Inasir GA, Rahma S, Kadim AH. Neonatal intestinal obstruction. East Mediterr Health J. 2000;6:187-93.
Lawrence MJ, Ford WD, Furness ME, et al. Congenital duodenal obstruction: ealy antenatal ultrasound diagnsosis. Pediatr Surg Int. 2000;16:342-45.
FROM THE INTERNET
McKusick VA, Ed. Online Mendelian Inheritance in Man (OMIM). The Johns Hopkins University. Entry Number; 223400: Last Edit Date; 8/8/1997.
Calkins CM, Karrer F. Duodenal Atresia. eMedicine Journal. January 17, 2003;4:10pp.
Mandell G. Duodenal Atresia. eMedicine. Last Updated; August 22, 2002. 8pp.
Institute of Child Health. Duodenal Atresia. 2002:3pp.
O'Rourke RW. Duodenal atresia. Review date; 3/3/2002:2pp.
American Society of Parenteral and Enteral Nutrition
8630 Fenton Street
Silver Springs, MD 20910
Digestive Disease National Coalition
507 Capitol Court, NE
Washington, DC 20002
NIH/National Institute of Diabetes, Digestive & Kidney Diseases
Office of Communications & Public Liaison
Bldg 31, Rm 9A06
31 Center Drive, MSC 2560
Bethesda, MD 20892-2560
Genetic and Rare Diseases (GARD) Information Center
PO Box 8126
Gaithersburg, MD 20898-8126
For a Complete Report

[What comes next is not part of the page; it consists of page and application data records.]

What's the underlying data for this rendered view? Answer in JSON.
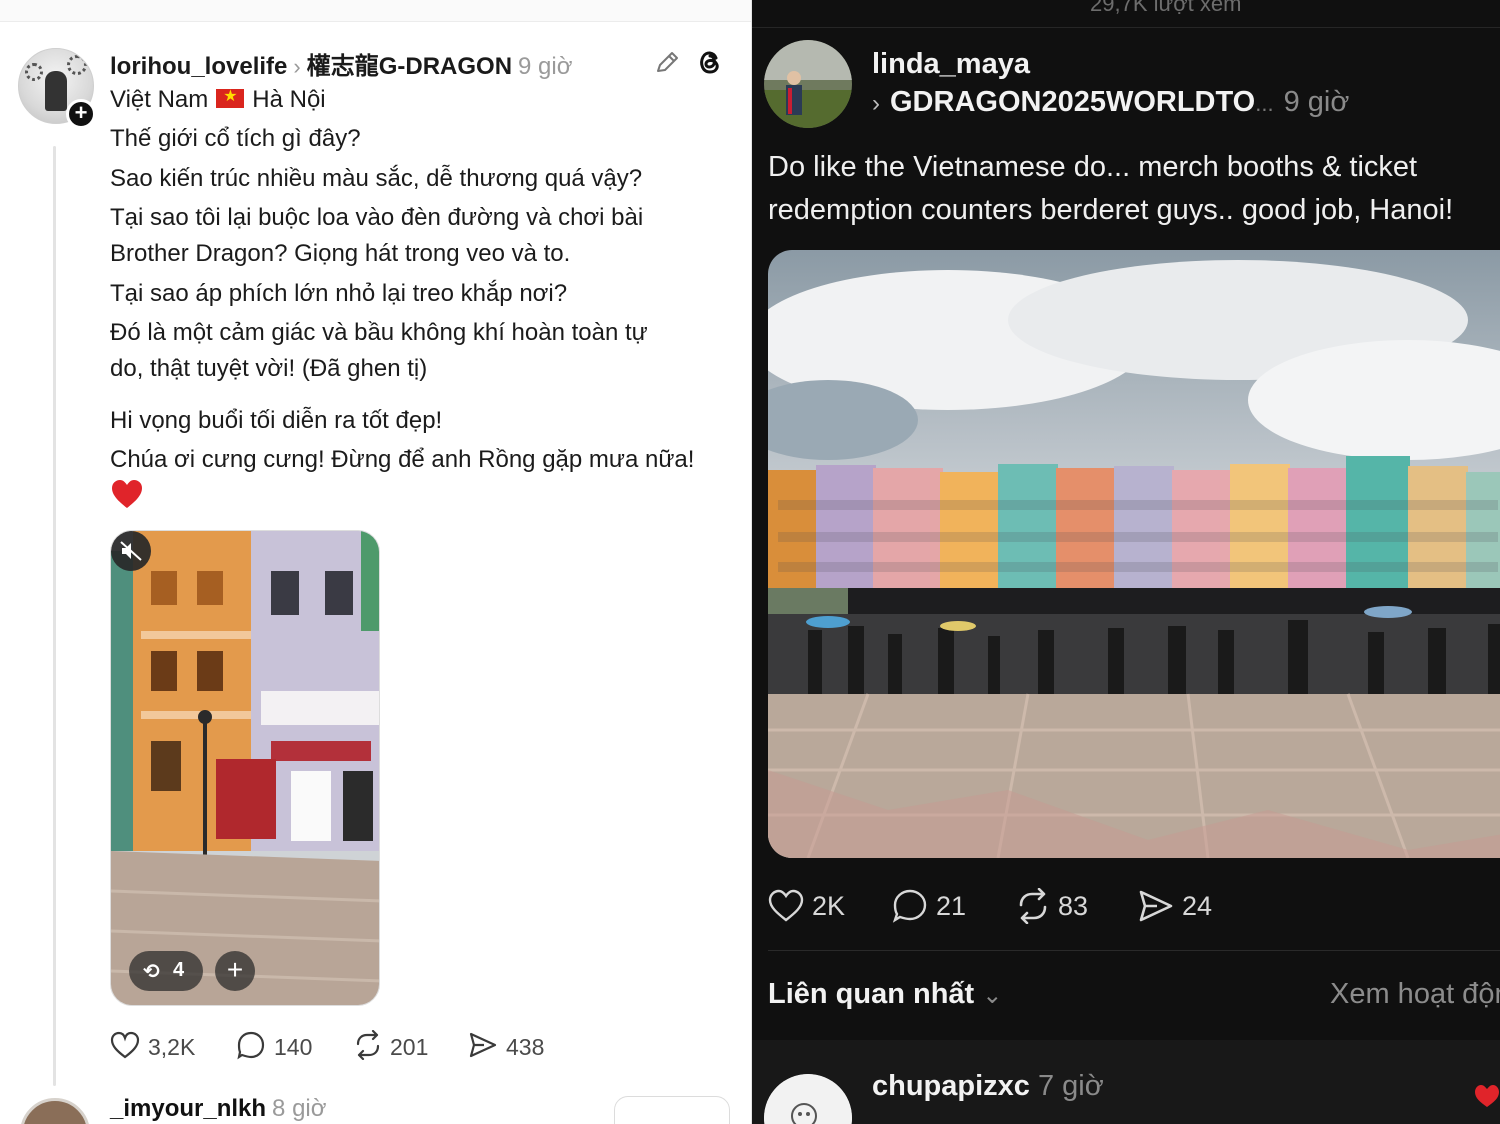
{
  "left": {
    "author": "lorihou_lovelife",
    "target": "權志龍G-DRAGON",
    "time": "9 giờ",
    "location_country": "Việt Nam",
    "location_city": "Hà Nội",
    "lines": [
      "Thế giới cổ tích gì đây?",
      "Sao kiến trúc nhiều màu sắc, dễ thương quá vậy?",
      "Tại sao tôi lại buộc loa vào đèn đường và chơi bài",
      "Brother Dragon? Giọng hát trong veo và to.",
      "Tại sao áp phích lớn nhỏ lại treo khắp nơi?",
      "Đó là một cảm giác và bầu không khí hoàn toàn tự",
      "do, thật tuyệt vời! (Đã ghen tị)",
      "Hi vọng buổi tối diễn ra tốt đẹp!",
      "Chúa ơi cưng cưng! Đừng để anh Rồng gặp mưa nữa!"
    ],
    "video_repost_count": "4",
    "likes": "3,2K",
    "comments": "140",
    "reposts": "201",
    "shares": "438",
    "next_author": "_imyour_nlkh",
    "next_time": "8 giờ"
  },
  "right": {
    "views": "29,7K lượt xem",
    "author": "linda_maya",
    "target": "GDRAGON2025WORLDTO",
    "target_ellipsis": "...",
    "time": "9 giờ",
    "lines": [
      "Do like the Vietnamese do... merch booths & ticket",
      "redemption counters berderet guys.. good job, Hanoi!"
    ],
    "likes": "2K",
    "comments": "21",
    "reposts": "83",
    "shares": "24",
    "sort_label": "Liên quan nhất",
    "activity_link": "Xem hoạt động",
    "comment_author": "chupapizxc",
    "comment_time": "7 giờ"
  },
  "colors": {
    "heart_red": "#e0242a",
    "dark_bg": "#101010",
    "light_bg": "#ffffff"
  },
  "icons": [
    "threads-icon",
    "edit-icon",
    "heart-icon",
    "comment-icon",
    "repost-icon",
    "share-icon",
    "mute-icon",
    "chevron-down-icon"
  ]
}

This is an abstract of a report from the National Organization for Rare Disorders, Inc.® (NORD). Cigna members can access the complete report by logging into myCigna.com. For non-Cigna members, a copy of the complete report can be obtained for a small fee by visiting the NORD website. The complete report contains additional information including symptoms, causes, affected population, related disorders, standard and investigational treatments (if available), and references from medical literature. For a full-text version of this topic, see http://www.rarediseases.org/search/rdblist.html.

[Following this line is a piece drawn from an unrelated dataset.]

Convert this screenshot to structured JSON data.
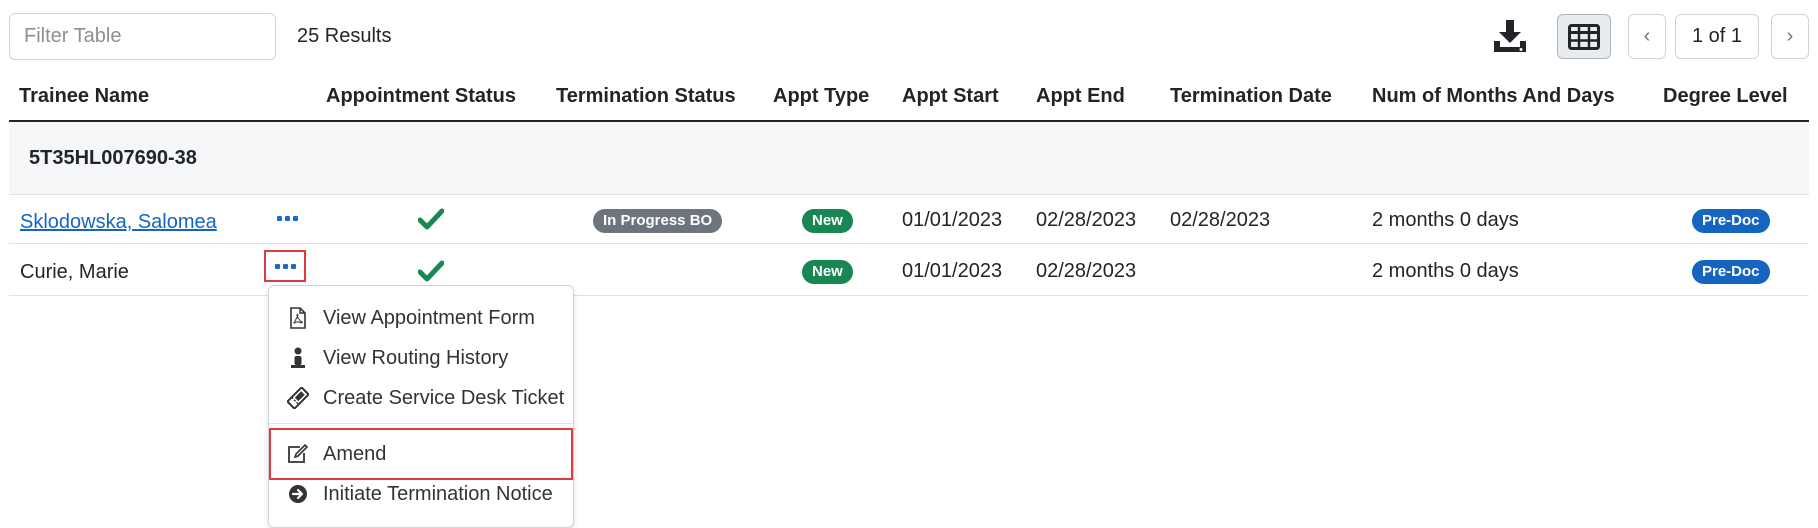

The information provided in this report is not intended for diagnostic purposes. It is provided for informational purposes only. NORD recommends that affected individuals seek the advice or counsel of their own personal physicians.
It is possible that the title of this topic is not the name you selected. Please check the Synonyms listing to find the alternate name(s) and Disorder Subdivision(s) covered by this report
This disease entry is based upon medical information available through the date at the end of the topic. Since NORD's resources are limited, it is not possible to keep every entry in the Rare Disease Database completely current and accurate. Please check with the agencies listed in the Resources section for the most current information about this disorder.
For additional information and assistance about rare disorders, please contact the National Organization for Rare Disorders at P.O. Box 1968, Danbury, CT 06813-1968; phone (203) 744-0100; web site www.rarediseases.org or email firstname.lastname@example.org
Last Updated: 4/11/2008
Copyright 1994, 2003 National Organization for Rare Disorders, Inc.
Healthwise, Healthwise for every health decision, and the Healthwise logo are trademarks of Healthwise, Incorporated.